(1) Defendant buys and sells electrical power to Commonwealth Edison Co., an Illinois corporation, through a contract with that company and Commonwealth Edison Co. of Indiana, Inc., an unrelated Indiana corporation;
(2) Defendant buys 40-50% of its coal from Illinois coal fields and transports this coal to Indiana by seven unit coal trains, three of which are leased from an Illinois company and serviced and maintained in Illinois;
(3) Defendant uses two Chicago banks, through contractual arrangements, as depositories, disbursing agents for some of the utility's funds, as trustees under a mortgage on certain real estate owned by defendant and located in Indiana, as trustees of defendant's pension fund and as stock transfer agents;
(4) Defendant owns natural gas pipelines in Indiana which connect with interstate pipelines running between Illinois and Indiana and owned by entities independent of defendant, through which defendant receives gas from storage fields located in Illinois; and
(5) Defendant uses Illinois television and radio stations for advertising purposes.
The trial court granted defendant's motion to quash, and plaintiffs appeal.
• 1 Plaintiffs contend that defendant's activities within Illinois are sufficient to constitute doing business, thus subjecting defendant to the personal jurisdiction of the Illinois courts> under sections 2-204 and 2-208 of the Code of Civil Procedure.
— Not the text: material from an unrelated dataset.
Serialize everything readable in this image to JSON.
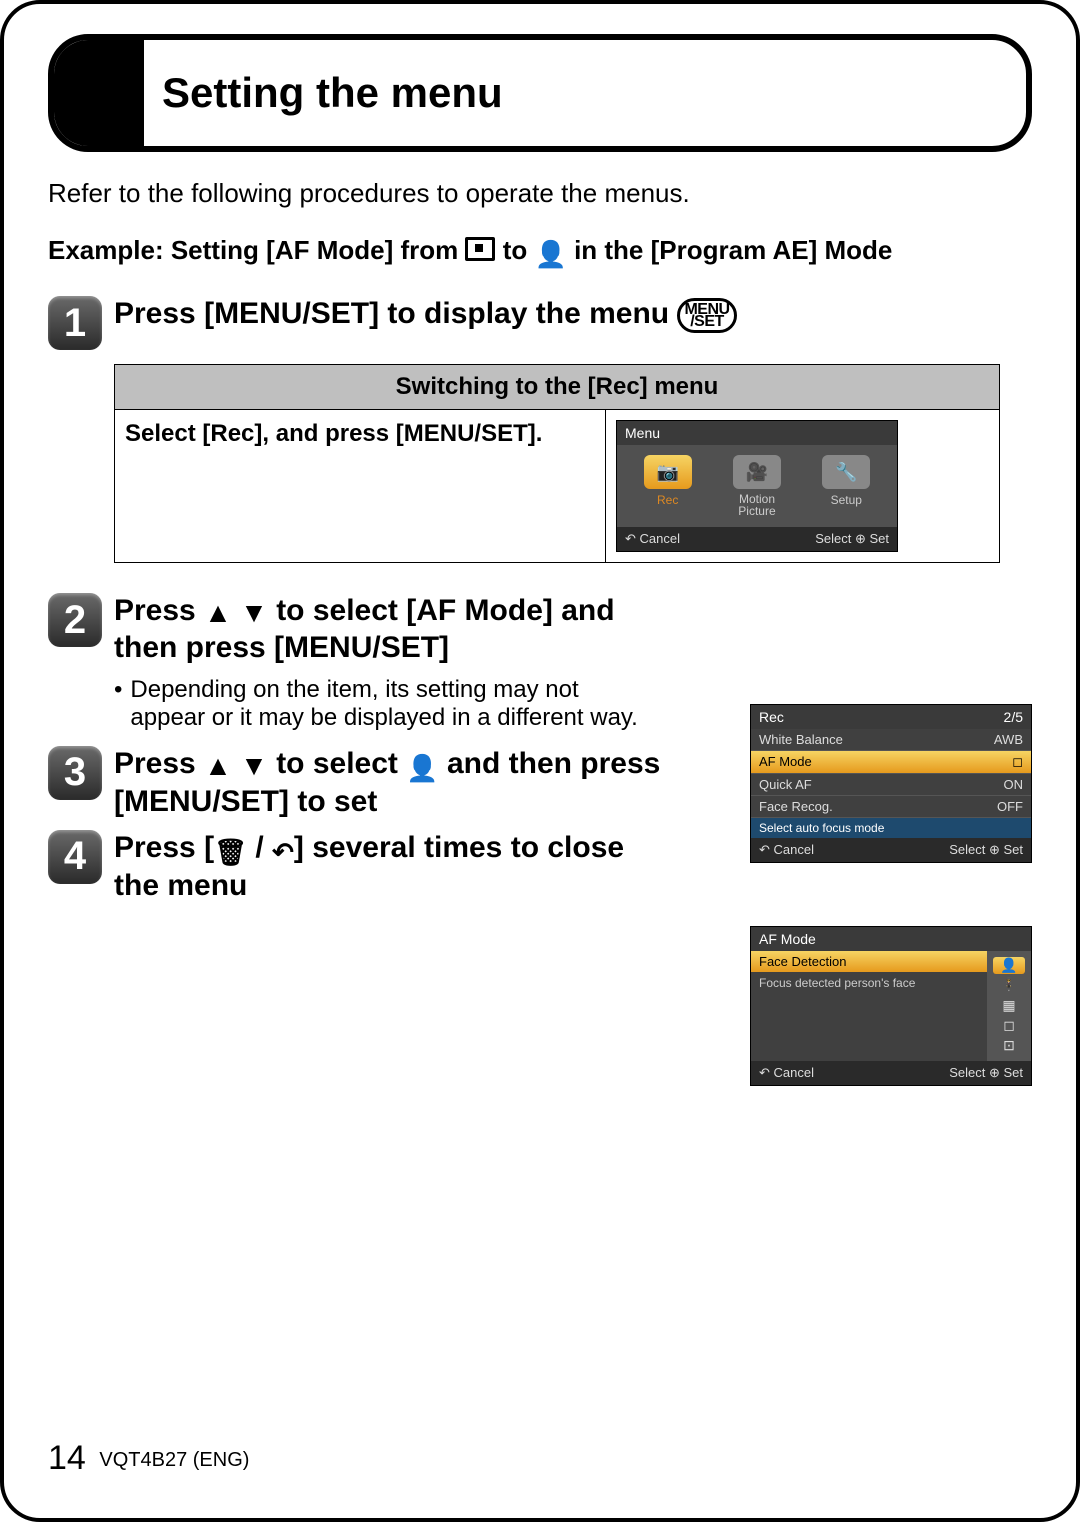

Ill. Rev. Stat. 1981, ch. 110, pars. 2-204, 2-208.
A finding that a corporation is doing business in Illinois generally requires that the corporation conduct business in Illinois "of such a character and extent as to warrant the inference that it has subjected itself to the jurisdiction and laws of Illinois." Maunder v. DeHavilland Aircraft of Canada, Ltd. (1983), 112 Ill. App.3d 879, 882, 445 N.E.2d 1303.
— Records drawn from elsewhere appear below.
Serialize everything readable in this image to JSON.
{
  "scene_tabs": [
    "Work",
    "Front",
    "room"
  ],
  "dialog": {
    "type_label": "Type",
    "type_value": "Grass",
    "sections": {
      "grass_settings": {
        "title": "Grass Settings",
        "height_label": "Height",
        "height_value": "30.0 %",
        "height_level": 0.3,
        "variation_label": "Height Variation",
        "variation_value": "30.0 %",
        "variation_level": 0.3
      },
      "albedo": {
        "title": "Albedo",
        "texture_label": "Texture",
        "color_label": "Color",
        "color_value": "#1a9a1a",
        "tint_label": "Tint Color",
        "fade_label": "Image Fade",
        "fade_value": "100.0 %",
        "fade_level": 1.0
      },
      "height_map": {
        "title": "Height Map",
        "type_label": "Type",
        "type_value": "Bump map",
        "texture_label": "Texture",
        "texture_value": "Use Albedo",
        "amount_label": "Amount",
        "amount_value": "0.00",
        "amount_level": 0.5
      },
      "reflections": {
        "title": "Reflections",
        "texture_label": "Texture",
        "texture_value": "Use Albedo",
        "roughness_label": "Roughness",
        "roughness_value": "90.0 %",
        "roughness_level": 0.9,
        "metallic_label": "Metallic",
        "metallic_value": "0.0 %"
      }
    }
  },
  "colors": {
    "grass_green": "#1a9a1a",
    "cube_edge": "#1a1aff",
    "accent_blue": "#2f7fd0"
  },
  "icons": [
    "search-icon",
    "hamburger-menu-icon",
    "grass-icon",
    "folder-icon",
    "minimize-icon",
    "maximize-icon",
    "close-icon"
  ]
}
The standards to be used in applying the doing business doctrine were set forth by the Illinois Supreme Court in Cook Associates, Inc. v. Lexington United Corp. (1981), 87 Ill.2d 190, 429 N.E.2d 847. In Cook, the court stated that the doing business test was not to be equated with the mere satisfaction of the minimum contacts requirement under the due process clause of the fourteenth amendment to the United States Constitution. (87 Ill.2d 190, 200-201; see Green v. Advance Ross Electronics Corp. (1981), 86 Ill.2d 431, 436, 427 N.E.2d 1203.) The court so ruled in order to maintain the distinction between the long-arm statute and the doing business standard and to avoid tying these rules to the ever-changing due process standards. 87 Ill.2d 190, 201.
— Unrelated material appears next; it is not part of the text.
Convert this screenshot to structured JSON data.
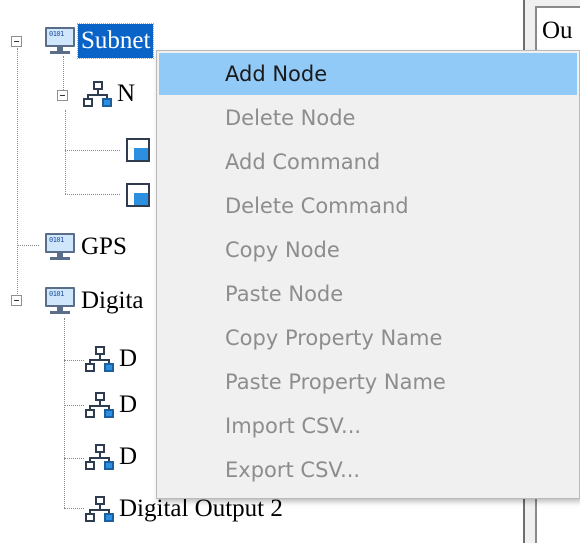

The court premised its examination of the defendant's activities under the doing business test as applied in Illinois with the statement that "[t]here is no all-inclusive test for determining whether a foreign corporation is doing business in this State." (87 Ill.2d 190, 201.) Although there may be no such all-inclusive test, almost all Illinois cases determining the existence of personal jurisdiction over foreign corporations have based their findings upon the existence of factors such as offices or sales activities in Illinois. See, e.g., Braband v. Beech Aircraft Corp. (1978), 72 Ill.2d 548, 382 N.E.2d 252, cert. denied (1979), 442 U.S. 928, 61 L.Ed.2d 296, 99 S.Ct. 2857; St. Louis-San Francisco Ry. Co. v. Gitchoff (1977), 68 Ill.2d 38, 369 N.E.2d 52; Hertz Corp. v. Taylor (1959), 15 ...